### STUDY MATERIAL
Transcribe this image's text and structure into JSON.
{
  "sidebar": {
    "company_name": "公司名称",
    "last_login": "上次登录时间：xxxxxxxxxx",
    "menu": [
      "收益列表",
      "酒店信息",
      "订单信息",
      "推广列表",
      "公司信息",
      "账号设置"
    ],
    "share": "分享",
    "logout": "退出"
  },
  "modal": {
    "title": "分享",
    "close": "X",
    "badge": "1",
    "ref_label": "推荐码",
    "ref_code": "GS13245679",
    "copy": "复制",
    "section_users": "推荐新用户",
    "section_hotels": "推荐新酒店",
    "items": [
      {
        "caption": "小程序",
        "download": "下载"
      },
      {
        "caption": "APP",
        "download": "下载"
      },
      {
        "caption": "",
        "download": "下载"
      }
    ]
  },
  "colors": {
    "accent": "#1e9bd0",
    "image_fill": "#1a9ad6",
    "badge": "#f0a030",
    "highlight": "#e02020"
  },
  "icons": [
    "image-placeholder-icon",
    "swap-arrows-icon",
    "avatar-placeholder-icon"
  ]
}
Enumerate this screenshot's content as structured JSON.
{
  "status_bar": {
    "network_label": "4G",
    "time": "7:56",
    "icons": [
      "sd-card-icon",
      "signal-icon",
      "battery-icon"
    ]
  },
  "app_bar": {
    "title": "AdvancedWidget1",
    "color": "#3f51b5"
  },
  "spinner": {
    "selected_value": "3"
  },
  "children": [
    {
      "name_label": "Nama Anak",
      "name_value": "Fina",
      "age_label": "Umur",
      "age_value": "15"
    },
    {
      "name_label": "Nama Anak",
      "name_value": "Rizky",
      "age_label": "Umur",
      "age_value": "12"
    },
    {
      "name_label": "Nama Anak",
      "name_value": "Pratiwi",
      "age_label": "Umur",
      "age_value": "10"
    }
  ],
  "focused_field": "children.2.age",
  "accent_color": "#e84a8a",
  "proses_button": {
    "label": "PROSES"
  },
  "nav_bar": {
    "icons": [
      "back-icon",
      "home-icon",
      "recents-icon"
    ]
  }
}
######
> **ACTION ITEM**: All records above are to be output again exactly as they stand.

> **SOLUTION FOR THIS TASK**:
Transcribe this image's text and structure into JSON.
{
  "sidebar": {
    "company_name": "公司名称",
    "last_login": "上次登录时间：xxxxxxxxxx",
    "menu": [
      "收益列表",
      "酒店信息",
      "订单信息",
      "推广列表",
      "公司信息",
      "账号设置"
    ],
    "share": "分享",
    "logout": "退出"
  },
  "modal": {
    "title": "分享",
    "close": "X",
    "badge": "1",
    "ref_label": "推荐码",
    "ref_code": "GS13245679",
    "copy": "复制",
    "section_users": "推荐新用户",
    "section_hotels": "推荐新酒店",
    "items": [
      {
        "caption": "小程序",
        "download": "下载"
      },
      {
        "caption": "APP",
        "download": "下载"
      },
      {
        "caption": "",
        "download": "下载"
      }
    ]
  },
  "colors": {
    "accent": "#1e9bd0",
    "image_fill": "#1a9ad6",
    "badge": "#f0a030",
    "highlight": "#e02020"
  },
  "icons": [
    "image-placeholder-icon",
    "swap-arrows-icon",
    "avatar-placeholder-icon"
  ]
}
Enumerate this screenshot's content as structured JSON.
{
  "status_bar": {
    "network_label": "4G",
    "time": "7:56",
    "icons": [
      "sd-card-icon",
      "signal-icon",
      "battery-icon"
    ]
  },
  "app_bar": {
    "title": "AdvancedWidget1",
    "color": "#3f51b5"
  },
  "spinner": {
    "selected_value": "3"
  },
  "children": [
    {
      "name_label": "Nama Anak",
      "name_value": "Fina",
      "age_label": "Umur",
      "age_value": "15"
    },
    {
      "name_label": "Nama Anak",
      "name_value": "Rizky",
      "age_label": "Umur",
      "age_value": "12"
    },
    {
      "name_label": "Nama Anak",
      "name_value": "Pratiwi",
      "age_label": "Umur",
      "age_value": "10"
    }
  ],
  "focused_field": "children.2.age",
  "accent_color": "#e84a8a",
  "proses_button": {
    "label": "PROSES"
  },
  "nav_bar": {
    "icons": [
      "back-icon",
      "home-icon",
      "recents-icon"
    ]
  }
}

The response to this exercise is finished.